Towns in Lancashire which can make a good case against the introduction of on-street pay and display machines will not have them installed, Lancashire County Council has pledged.
Nelson and Colne have already been withdrawn as potential sites, after County Hall consulted with Pendle Council about the effect kerbside charging would have in the two towns.
County Hall outlined plans to extend roadside charges as part of its budget proposals back in December. At the time, more than a dozen locations were suggested as areas to be considered for the machines. But a meeting of the county council’s cabinet has now heard that the list was not intended to indicate that the charges would definitely be introduced.
Thousands of signatures were gathered on petitions in several of the areas listed as potential locations for the machines. A previous meeting of the authority’s cabinet was brought to a halt when Pendle county councillor David Whipp was involved in a stand-off with Conservative council leader Geoff Driver, after he stood with a placard and tried to present one of the petitions opposing parking charges in the district.

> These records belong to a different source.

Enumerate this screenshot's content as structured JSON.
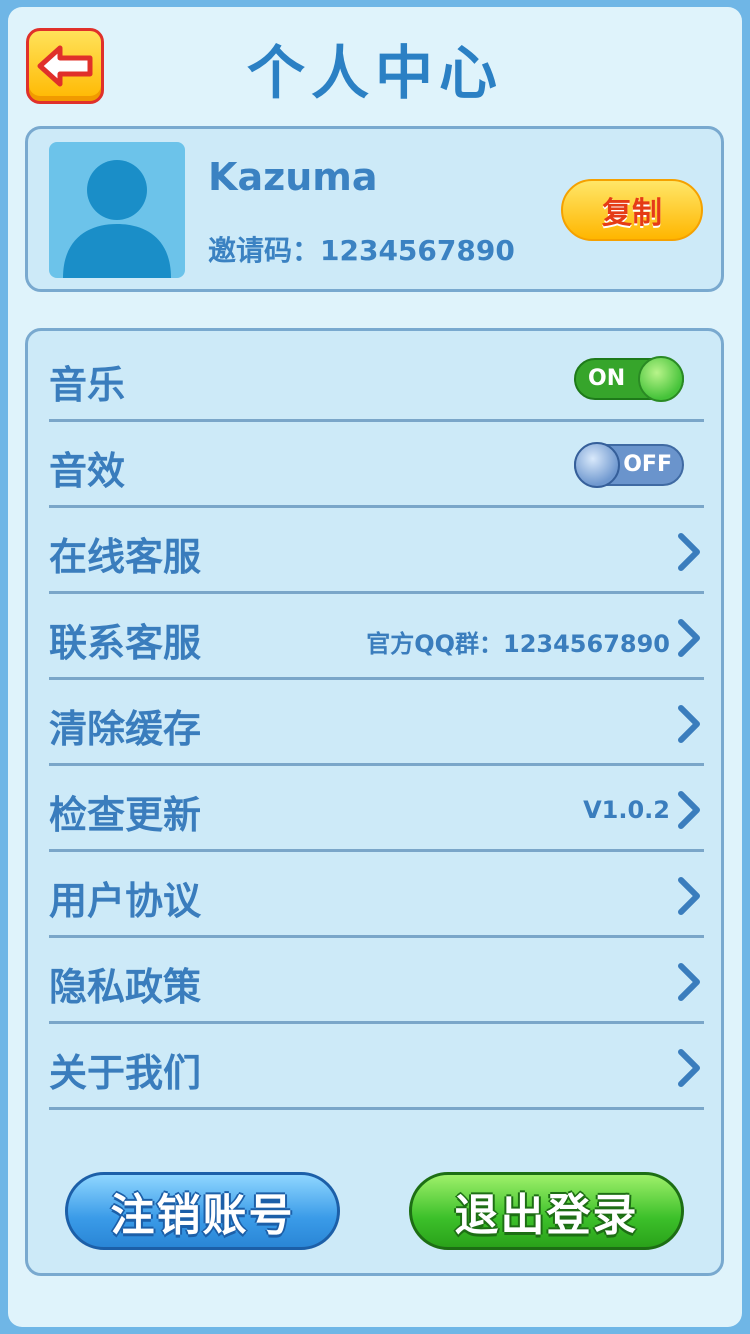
{
  "header": {
    "title": "个人中心",
    "back_icon": "arrow-left-icon"
  },
  "profile": {
    "username": "Kazuma",
    "invite_text": "邀请码：1234567890",
    "copy_label": "复制",
    "avatar_icon": "user-avatar-icon"
  },
  "settings": {
    "music": {
      "label": "音乐",
      "state": "ON"
    },
    "sound": {
      "label": "音效",
      "state": "OFF"
    },
    "items": [
      {
        "label": "在线客服",
        "value": ""
      },
      {
        "label": "联系客服",
        "value": "官方QQ群：1234567890"
      },
      {
        "label": "清除缓存",
        "value": ""
      },
      {
        "label": "检查更新",
        "value": "V1.0.2"
      },
      {
        "label": "用户协议",
        "value": ""
      },
      {
        "label": "隐私政策",
        "value": ""
      },
      {
        "label": "关于我们",
        "value": ""
      }
    ]
  },
  "actions": {
    "cancel_account": "注销账号",
    "logout": "退出登录"
  },
  "colors": {
    "title": "#2b80c4",
    "text": "#3a7dbd",
    "card_bg": "#cdeaf8",
    "accent_yellow": "#ffb600",
    "accent_green": "#3cc02a",
    "accent_blue": "#3a9be8"
  }
}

“It’s important to stress that the towns and cities that were mentioned were purely examples and that there will be specific consultation on specific streets where such a charge might be enforced,” County Cllr Driver said.
"I’ve spoken in detail to the leader and chief executive of Pendle Council and I’m convinced, at this stage, that there is no requirement for on-street parking in Nelson or Colne - therefore I’m recommending that those towns are removed form consideration."
And cabinet member for highways, Keith Iddon, added that the final list could look very different.
“I will assure you of this, if places don’t want them and the reason is a perfectly good one, then they won’t have them,” he said.
“But a lot of people contacted me to say they’d welcome this type of parking, because they have issues [in their area].
“It’s about keeping traffic flowing and in a position where people can park to visit somewhere - and [ensuring] the whole centre isn’t blocked all day by people who want to leave their cars there,” he added.
But Labour opposition group leader, Azhar Ali, hailed a victory for “people power” and called for a complete rethink.
“The other [areas on the list] should also be excluded from on-street parking charges rather than playing politics with towns and pitting them against each other,” he said.
The original proposal was to increase the number of paid-for roadside bays form 190 to 560, generating an estimated £185,000 extra income every year. The only areas under Lancashire County Council’s control which currently charge for on-street parking are Preston and Lancaster.
The original list of areas to be considered for on-street charging was: